In light of the gap between real world phenomena and academic investigation, this paper combines regional-level data analysis of firms and economic sectors with in-depth case study research on the United Arab Emirates and Egypt. Doing so, the paper examines the following questions: How do linkages with global markets affect the sectors, factors, or cleavages that comprise political interaction among ruling elites in a non-democratic regime? What role does international economic integration play in structuring regime-opposition contention? And how, ultimately, do changes in financial liberalization challenge the longevity and solidity of governance in the MENA region?
This paper argues that the economic sector into which investments flow functions as the foremost pathways through increased international economic openness drives governance trends. If a plurality of investments flow to the construction and real estate sectors, then increased exposure to international finance affects governance outcomes in a negative way. On the other hand, if these investments flow into other sectors of a country, such as the manufacturing or extractive sectors, then economic liberalization and political liberalization may occur hand in hand.

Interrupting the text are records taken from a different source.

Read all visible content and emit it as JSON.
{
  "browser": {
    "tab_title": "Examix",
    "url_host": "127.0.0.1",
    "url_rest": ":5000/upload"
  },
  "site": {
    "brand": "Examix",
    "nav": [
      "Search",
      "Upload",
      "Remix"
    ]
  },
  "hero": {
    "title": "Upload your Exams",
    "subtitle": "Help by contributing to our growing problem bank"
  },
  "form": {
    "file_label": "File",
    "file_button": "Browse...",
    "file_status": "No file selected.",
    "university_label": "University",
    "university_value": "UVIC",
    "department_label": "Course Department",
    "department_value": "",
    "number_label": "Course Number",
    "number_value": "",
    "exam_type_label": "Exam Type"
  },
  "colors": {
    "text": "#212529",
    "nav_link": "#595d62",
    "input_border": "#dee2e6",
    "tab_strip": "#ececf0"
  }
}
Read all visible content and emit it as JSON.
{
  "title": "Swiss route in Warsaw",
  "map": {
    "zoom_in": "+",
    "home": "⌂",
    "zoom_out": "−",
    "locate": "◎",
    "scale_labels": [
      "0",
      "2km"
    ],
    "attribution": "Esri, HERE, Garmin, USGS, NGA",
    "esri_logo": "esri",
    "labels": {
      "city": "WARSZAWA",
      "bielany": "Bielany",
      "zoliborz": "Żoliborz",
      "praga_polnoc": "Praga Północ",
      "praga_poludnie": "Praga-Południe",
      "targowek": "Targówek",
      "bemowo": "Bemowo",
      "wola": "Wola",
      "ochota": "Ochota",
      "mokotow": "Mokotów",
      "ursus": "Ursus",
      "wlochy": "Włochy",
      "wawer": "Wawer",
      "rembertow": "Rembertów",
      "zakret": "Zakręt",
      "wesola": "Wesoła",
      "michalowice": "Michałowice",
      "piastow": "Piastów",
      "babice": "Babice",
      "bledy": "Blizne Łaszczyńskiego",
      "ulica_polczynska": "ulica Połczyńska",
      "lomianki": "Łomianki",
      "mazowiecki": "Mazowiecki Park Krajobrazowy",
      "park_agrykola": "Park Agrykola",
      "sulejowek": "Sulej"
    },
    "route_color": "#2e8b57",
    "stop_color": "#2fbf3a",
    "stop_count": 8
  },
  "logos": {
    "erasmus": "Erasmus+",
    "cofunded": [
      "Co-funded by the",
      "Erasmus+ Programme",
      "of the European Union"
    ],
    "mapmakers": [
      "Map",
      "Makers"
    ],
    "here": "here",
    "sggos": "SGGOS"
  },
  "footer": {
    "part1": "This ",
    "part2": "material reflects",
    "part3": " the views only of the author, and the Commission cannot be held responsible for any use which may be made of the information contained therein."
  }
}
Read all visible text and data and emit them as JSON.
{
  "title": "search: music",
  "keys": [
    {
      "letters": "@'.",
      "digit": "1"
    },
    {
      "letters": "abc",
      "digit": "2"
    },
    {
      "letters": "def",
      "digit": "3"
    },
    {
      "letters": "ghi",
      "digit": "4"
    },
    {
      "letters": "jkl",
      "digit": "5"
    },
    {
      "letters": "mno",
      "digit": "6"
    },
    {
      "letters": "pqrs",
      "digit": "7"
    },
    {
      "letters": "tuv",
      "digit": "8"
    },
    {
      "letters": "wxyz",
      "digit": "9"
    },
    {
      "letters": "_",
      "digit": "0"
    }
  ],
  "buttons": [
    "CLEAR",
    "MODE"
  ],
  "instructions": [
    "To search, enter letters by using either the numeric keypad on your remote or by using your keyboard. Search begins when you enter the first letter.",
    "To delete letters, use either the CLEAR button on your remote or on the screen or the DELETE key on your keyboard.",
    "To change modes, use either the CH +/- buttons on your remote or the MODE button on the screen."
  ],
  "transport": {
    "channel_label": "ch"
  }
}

Additionally, the paper argues that the nature and intensity of regime-opposition interactions regarding policy making affect trends in capital openness. Leaders face two parallel pressures when developing policies related to cross-border capital flows: how to overcome domestic interests that object to change (often, but not always at the sectoral level) and how to direct liberalization so that it does not empower potential political rivals. Governments in the Middle East have employed a variety of means to overcome opposition to or assuage the burdens that may accompany economic reforms. These include appeasement (e.g., increased provisions for social welfare), repression and duplicity (e.g., violence and co-optation), and scapegoating (e.g., dismissing other members of the government).